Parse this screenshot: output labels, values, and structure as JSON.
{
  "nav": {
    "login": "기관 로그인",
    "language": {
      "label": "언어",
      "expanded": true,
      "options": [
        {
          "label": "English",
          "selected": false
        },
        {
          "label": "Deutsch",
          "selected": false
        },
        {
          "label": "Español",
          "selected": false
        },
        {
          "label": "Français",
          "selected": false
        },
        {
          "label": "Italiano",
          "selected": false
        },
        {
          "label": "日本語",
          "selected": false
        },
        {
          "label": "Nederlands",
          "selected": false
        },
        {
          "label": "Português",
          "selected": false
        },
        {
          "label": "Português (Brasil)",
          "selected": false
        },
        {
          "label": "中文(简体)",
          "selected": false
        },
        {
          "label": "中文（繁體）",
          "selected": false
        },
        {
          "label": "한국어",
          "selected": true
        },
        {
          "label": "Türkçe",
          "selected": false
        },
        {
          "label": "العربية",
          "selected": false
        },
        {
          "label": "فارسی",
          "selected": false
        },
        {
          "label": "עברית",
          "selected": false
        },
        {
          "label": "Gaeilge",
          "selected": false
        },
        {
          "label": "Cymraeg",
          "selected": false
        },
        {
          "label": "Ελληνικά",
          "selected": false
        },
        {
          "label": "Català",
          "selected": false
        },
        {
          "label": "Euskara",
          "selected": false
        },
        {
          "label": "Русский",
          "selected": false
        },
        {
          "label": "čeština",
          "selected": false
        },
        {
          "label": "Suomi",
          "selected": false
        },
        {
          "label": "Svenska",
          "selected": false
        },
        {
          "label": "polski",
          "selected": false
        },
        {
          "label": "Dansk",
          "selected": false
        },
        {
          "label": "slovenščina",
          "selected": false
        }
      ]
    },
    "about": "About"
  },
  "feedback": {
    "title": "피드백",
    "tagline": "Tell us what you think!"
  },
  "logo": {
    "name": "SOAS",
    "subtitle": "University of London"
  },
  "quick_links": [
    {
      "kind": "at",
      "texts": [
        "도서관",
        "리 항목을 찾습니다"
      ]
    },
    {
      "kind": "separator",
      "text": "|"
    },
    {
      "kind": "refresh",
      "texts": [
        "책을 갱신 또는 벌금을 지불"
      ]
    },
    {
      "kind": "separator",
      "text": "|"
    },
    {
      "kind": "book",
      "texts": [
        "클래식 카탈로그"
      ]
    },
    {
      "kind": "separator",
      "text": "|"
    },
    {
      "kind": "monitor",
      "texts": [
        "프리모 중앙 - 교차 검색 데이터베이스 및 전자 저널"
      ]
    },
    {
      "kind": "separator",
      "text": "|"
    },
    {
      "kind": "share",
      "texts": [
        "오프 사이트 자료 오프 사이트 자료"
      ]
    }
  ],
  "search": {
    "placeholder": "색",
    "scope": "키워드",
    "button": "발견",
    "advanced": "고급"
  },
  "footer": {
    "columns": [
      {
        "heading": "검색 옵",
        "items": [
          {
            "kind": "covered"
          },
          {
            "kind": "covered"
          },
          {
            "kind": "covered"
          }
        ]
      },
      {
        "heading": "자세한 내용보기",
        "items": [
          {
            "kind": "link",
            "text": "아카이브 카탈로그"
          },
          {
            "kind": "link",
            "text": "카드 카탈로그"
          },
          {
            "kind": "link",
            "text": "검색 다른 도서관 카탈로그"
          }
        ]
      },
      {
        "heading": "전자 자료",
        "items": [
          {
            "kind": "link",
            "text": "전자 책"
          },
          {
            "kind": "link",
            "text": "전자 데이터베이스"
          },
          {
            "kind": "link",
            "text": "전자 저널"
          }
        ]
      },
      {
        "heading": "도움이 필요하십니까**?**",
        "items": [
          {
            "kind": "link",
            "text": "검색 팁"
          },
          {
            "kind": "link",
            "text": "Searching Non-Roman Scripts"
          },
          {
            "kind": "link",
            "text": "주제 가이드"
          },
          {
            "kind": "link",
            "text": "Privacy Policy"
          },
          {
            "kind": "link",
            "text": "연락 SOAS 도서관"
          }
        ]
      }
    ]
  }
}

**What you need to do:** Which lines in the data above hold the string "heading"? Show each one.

**Reply:**
        "heading": "검색 옵",
        "heading": "자세한 내용보기",
        "heading": "전자 자료",
        "heading": "도움이 필요하십니까**?**",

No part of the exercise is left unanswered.